I think perhaps no to the first and yes to the second assumption would be the correct answer.

Winnipeg Police Association Endorses Sam

Buying the Union Vote

I’m sure Sam is grinning from ear to ear – now that he (the conservative candidate and not Judy WL) has the endorsement of the Winnipeg Police Association (WPA) the union that represents Winnipeg police officers and staff members.  Unions traditionally support candidates with a labour background – but not the WPA.

The Winnipeg Police Association is a different sort of union.  With the vast majority of its members being police officers (the WPA also represents the staff sector), there is nothing left leaning or labour oriented about its membership.  Police officers tend to be conservative in their values and political orientation.  It comes with the job.  The WPA is largely a union in the same sense that the NHL Players Association is a union.  The ‘union’ is a vehicle that allows them to bargain collectively – no more and no less and that is where their unionism ends.

So how did Sam ‘buy’ the support of the union that isn’t really a union?  Largely by promising to increase their membership.   Do the math: unions are funded through union dues.  More members mean more money in union coffers.  In this case the addition of 77 members represents additional cash flow into the WPA coffers in the amount of approximately 30 to 40 thousand dollars a year.

The WPA is apparently prepared to enter into this unseemly arrangement in return for more money and more power.

Sounds cynical?

The fact is, Sam has got this one figured out at least in the short-term and right now I don’t think Sam is thinking much past October 27th 2010.   In the long-term, the more powerful a union becomes, the more potent  an adversary it will be  when it’s time for collective bargaining.

In the event Sam is re-elected the time will come when WPA will call in its chips and remind the mayor “We endorsed you”.   When that happens, the old adage of ‘pay me now or pay me later’ may well change to ‘pay me now and pay me later’.

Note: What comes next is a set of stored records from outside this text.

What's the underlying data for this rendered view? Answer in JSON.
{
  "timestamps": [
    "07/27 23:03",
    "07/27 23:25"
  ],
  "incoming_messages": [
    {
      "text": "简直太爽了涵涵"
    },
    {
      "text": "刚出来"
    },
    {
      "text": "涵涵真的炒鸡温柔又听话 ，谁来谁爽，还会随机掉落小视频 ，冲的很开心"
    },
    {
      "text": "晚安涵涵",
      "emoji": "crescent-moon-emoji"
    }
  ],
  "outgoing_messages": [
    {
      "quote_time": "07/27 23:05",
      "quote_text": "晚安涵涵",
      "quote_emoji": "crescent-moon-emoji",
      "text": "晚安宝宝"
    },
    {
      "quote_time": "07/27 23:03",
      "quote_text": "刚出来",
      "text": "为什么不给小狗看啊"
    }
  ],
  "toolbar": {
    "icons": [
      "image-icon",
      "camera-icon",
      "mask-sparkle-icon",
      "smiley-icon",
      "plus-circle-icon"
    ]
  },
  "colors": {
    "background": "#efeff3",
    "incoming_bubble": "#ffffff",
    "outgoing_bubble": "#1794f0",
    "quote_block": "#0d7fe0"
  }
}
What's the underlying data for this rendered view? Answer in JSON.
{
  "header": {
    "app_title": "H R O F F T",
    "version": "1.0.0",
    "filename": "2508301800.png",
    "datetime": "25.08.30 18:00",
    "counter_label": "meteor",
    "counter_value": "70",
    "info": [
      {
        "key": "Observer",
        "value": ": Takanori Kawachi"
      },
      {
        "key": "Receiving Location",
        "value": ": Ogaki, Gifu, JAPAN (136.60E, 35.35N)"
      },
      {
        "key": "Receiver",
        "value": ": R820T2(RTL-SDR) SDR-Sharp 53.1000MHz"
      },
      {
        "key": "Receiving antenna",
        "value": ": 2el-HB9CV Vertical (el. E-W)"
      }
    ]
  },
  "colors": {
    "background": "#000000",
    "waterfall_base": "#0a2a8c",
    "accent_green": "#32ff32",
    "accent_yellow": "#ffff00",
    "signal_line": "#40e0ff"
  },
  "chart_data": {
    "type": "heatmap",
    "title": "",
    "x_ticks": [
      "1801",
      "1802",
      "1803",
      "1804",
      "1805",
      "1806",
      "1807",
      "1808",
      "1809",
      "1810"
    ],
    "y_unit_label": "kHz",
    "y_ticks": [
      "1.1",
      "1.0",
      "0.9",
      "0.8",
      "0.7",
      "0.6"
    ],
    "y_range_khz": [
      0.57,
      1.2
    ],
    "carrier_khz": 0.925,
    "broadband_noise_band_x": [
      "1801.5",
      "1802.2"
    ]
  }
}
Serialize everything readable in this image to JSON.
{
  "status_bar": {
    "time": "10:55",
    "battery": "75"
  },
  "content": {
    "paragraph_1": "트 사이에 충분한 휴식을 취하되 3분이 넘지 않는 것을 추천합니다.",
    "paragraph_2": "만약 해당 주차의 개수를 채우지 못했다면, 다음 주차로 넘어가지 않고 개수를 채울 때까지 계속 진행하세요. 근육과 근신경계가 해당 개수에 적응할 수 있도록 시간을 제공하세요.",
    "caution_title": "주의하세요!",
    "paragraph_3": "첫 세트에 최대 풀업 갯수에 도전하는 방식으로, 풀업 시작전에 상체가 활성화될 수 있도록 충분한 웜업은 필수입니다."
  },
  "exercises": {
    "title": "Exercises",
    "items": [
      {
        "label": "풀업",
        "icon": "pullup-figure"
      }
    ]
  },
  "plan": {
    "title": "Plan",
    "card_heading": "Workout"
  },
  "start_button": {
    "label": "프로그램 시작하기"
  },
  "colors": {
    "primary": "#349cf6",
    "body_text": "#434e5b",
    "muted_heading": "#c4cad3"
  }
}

At this point it is not known whether the mayor sought the political endorsement of the WPA and the union agreed, or whether the union proposed the endorsement and the mayor accepted it.   But it really doesn’t matter who courted whom because in an ethical sense, both sides in this questionable arrangement are on the precipice, if not the downside, of the proverbial slippery slope.